11:40 p.m. - 12:10 p.m.
Coffee Break

12:10 p.m. - 12:35 p.m.
Speaker: Adam Aviv, USNA
Title: Is Bigger Better? Comparing User Generated Passwords on 3x3 vs. 4x4 Grid Sizes for Android's Pattern Unlock
Abstract: Android's graphical authentication mechanism requires users to unlock their devices by "drawing" a pattern that connects a sequence of contact points arranged in a 3x3 grid. Prior studies have shown that human-generated patterns are far less complex than one would desire; large portions can be trivially guessed with sufficient training. Custom modifications to Android, such as CyanogenMod, offer ways to increase the grid size beyond 3x3, and in this paper we ask the question: Does increasing the grid size increase the security of human-generated patterns? To answer this question, we conducted two large studies, one in-lab and one online, collecting 934 total 3x3 patterns and 504 4x4 patterns. Analysis shows that for both 3x3 and 4x4 patterns, there is a high incidence of repeated patterns and symmetric pairs (patterns that derive from others based on a sequence of flips and rotations). Further, many of the 4x4 patterns are similar versions of 3x3 patterns distributed over the larger grid space. Leveraging this information, we developed the most advanced guessing algorithm in this space, and we find that guessing the first 20% ($\tilde{G}_{0.2}$) of patterns for both 3x3 and 4x4 can be done as efficiently as guessing a random 2-digit PIN. Guessing larger portions of 4x4 patterns ($\tilde{G}_{0.5}$), however, requires 2-bits more entropy than guessing the same ratio of 3x3 patterns, but the entropy is still on the order of cracking random 3-digit PINs. These results suggest that while there may be some benefit to expanding the grid size to 4x4, the majority of patterns will remain trivially guessable and insecure against broad guessing attacks.

12:35 p.m. - 1:00 p.m.
Speaker: Tavish Vaidya, Georgetown University
Title: Cocaine Noodles: Exploiting the Gap between Human and Machine Speech Recognition [slides]
Abstract: Hands-free, voice-driven user input is gaining popularity, in part due to the increasing functionalities provided by intelligent digital assistants such as Siri, Cortana, and Google Now, and in part due to the proliferation of small devices that do not support more traditional, keyboard based input. In this paper, we examine the gap in the mechanisms of speech recognition between human and machine. In particular, we ask the question, do the differences in how humans and machines understand spoken speech lead to exploitable vulnerabilities? We find, perhaps surprisingly, that these differences can be easily exploited by an adversary to produce sound which is intelligible as a command to a computer speech recognition system but is not easily understandable by humans. We discuss how a wide range of devices are vulnerable to such manipulation and describe how an attacker might use them to defraud victims or install malware, among other attacks

Parking is limited on campus, but the official parking is at the Southwest Garage.
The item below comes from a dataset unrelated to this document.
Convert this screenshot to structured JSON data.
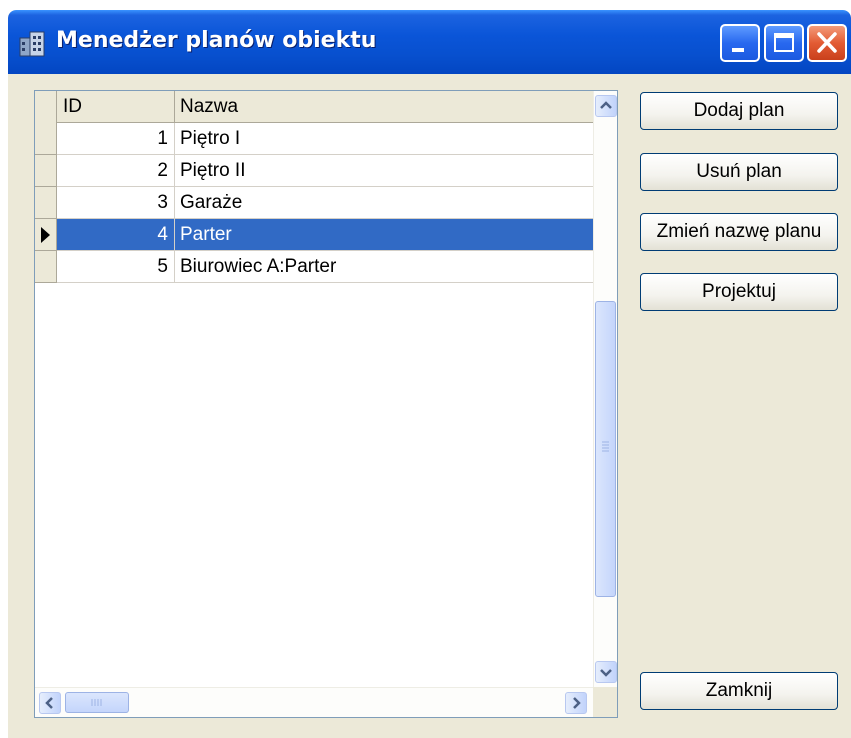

It costs $3/hr., $20/day. There is also 2-hour street parking in the surrounding streets, although you stand a reasonable chance of being ticketed (~$30) for staying longer.

The best way to reach Georgetown is via public transportation. The nearest Metro stops are Rosslyn (on the Blue and Orange lines) and Dupont Circle (on the Red line). These are 1.1 mile and 1.9 miles from New South Hall, respectively. Georgetown University runs a regular shuttle service from each of these stops to campus: GUTS. In the shuttle map, New South Building is #45, and while some shuttle stops are closer than others, all are within walking distance. Note that "Visitors and persons doing business on campus may also ride free of charge and must show a picture ID at the time of boarding".

The seminar will be held in the Social Room of the Healey Family Student Center. The Healey Family Student Center (do not confuse it with Healy Hall!) is located in New South residence hall. The building appears as "New South Building, Georgetown University, Washington, DC" on Google Maps. It is located on the SE corner of Library Walk & Tondorf Rd. (do not believe the official 37th & O address, which just gets you to campus). There are two entrances on the north side, and there are outside signs for both that say "Healey Family Student Center". These pictures may help guide you to the building.